Data extracted from a collection:
*** Begin section ***
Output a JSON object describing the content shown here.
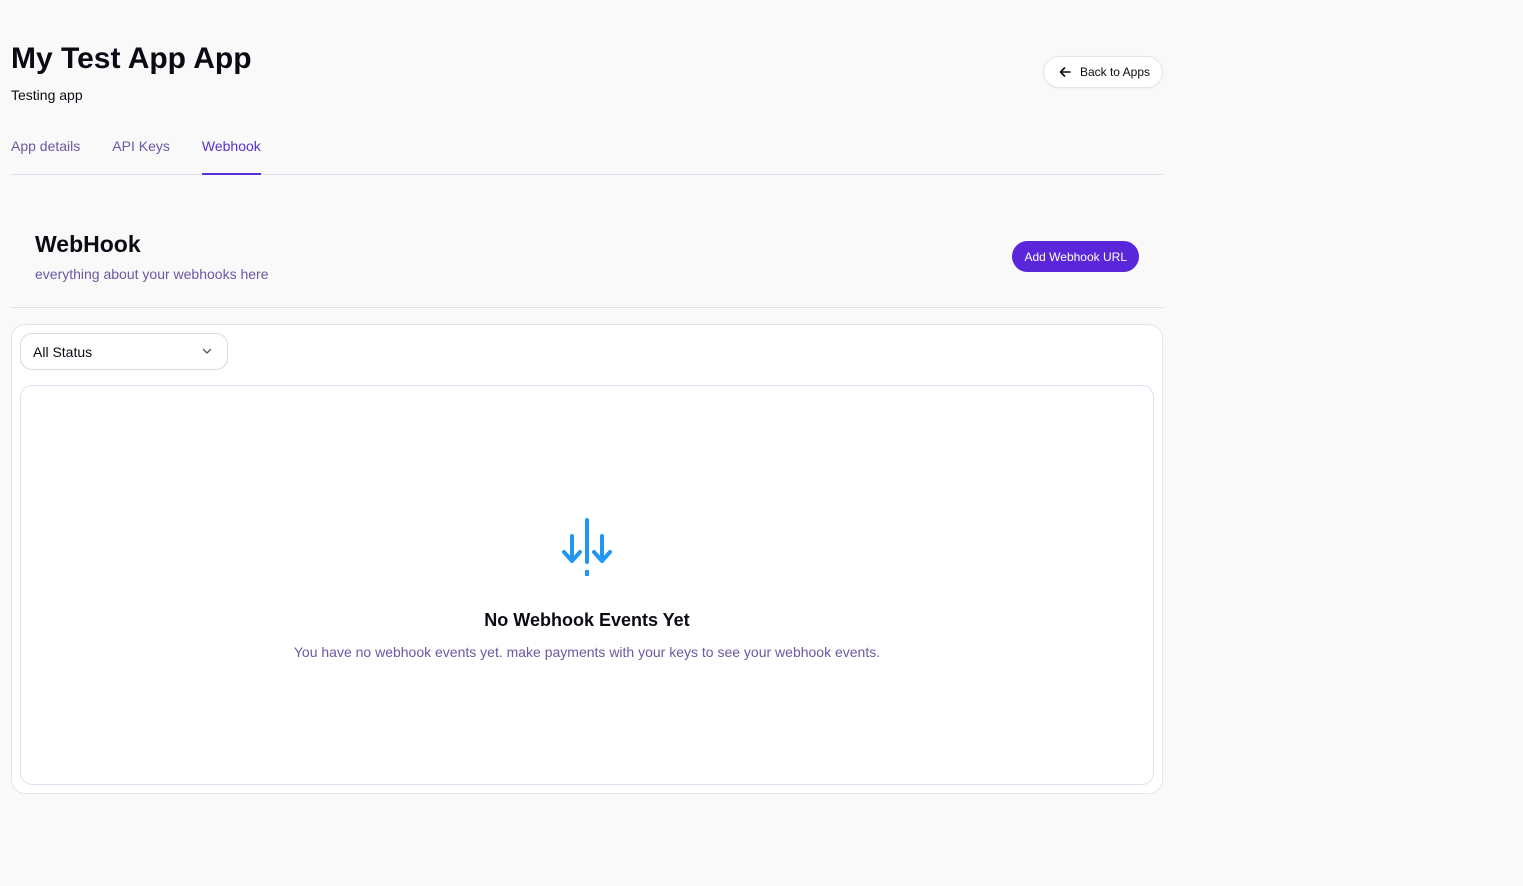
{
  "header": {
    "title": "My Test App App",
    "subtitle": "Testing app",
    "back_button_label": "Back to Apps"
  },
  "tabs": [
    {
      "label": "App details",
      "active": false
    },
    {
      "label": "API Keys",
      "active": false
    },
    {
      "label": "Webhook",
      "active": true
    }
  ],
  "webhook_section": {
    "title": "WebHook",
    "subtitle": "everything about your webhooks here",
    "add_button_label": "Add Webhook URL"
  },
  "filter": {
    "status_value": "All Status"
  },
  "empty_state": {
    "icon": "webhook-arrows-icon",
    "title": "No Webhook Events Yet",
    "message": "You have no webhook events yet. make payments with your keys to see your webhook events."
  },
  "colors": {
    "accent": "#5a26d9",
    "muted_text": "#6b58a3",
    "icon_blue": "#2196f3",
    "background": "#f9f9f9"
  }
}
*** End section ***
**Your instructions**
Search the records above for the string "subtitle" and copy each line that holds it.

**Written reply**
    "subtitle": "Testing app",
    "subtitle": "everything about your webhooks here",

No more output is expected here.